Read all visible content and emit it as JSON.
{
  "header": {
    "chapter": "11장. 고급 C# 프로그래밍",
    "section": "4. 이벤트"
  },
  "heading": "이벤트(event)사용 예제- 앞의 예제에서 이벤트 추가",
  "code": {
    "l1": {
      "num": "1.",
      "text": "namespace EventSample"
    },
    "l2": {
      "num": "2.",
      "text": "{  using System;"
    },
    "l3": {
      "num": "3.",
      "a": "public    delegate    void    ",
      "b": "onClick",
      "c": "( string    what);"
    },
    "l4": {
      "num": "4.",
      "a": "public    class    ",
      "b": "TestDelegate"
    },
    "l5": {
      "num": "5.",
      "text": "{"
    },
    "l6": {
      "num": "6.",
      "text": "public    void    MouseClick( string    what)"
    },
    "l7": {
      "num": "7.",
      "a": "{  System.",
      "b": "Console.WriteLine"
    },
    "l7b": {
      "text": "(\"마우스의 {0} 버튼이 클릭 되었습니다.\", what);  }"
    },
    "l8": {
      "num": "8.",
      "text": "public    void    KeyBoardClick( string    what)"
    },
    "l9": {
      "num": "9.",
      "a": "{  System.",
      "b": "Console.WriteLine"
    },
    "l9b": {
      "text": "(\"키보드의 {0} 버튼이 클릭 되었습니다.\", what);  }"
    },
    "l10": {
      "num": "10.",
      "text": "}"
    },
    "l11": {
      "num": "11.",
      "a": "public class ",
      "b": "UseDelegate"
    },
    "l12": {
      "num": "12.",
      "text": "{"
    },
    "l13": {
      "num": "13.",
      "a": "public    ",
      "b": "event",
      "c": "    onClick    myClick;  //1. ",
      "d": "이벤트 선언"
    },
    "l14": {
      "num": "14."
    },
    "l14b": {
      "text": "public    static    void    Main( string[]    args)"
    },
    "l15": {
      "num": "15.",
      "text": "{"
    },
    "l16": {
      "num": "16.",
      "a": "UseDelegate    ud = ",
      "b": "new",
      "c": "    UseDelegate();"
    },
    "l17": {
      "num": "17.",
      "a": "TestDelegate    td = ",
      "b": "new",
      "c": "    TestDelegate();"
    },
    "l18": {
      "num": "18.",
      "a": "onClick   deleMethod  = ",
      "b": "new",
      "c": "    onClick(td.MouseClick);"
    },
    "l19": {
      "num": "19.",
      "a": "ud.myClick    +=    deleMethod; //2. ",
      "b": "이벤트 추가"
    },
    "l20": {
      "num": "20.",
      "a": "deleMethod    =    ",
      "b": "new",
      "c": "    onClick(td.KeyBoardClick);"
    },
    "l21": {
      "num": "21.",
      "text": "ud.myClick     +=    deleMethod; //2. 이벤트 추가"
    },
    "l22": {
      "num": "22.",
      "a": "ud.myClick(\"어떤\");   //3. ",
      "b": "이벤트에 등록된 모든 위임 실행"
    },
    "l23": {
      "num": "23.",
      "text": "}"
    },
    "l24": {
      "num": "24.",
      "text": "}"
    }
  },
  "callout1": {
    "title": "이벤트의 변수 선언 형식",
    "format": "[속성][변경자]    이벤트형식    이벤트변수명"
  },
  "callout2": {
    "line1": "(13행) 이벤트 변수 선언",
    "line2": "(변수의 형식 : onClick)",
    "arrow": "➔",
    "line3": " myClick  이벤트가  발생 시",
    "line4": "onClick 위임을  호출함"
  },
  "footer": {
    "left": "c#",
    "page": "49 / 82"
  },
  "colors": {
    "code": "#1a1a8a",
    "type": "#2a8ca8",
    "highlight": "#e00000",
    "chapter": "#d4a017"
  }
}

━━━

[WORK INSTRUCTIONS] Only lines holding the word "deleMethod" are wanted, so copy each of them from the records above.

[RESPONSE AREA]
      "a": "onClick   deleMethod  = ",
      "a": "ud.myClick    +=    deleMethod; //2. ",
      "a": "deleMethod    =    ",
      "text": "ud.myClick     +=    deleMethod; //2. 이벤트 추가"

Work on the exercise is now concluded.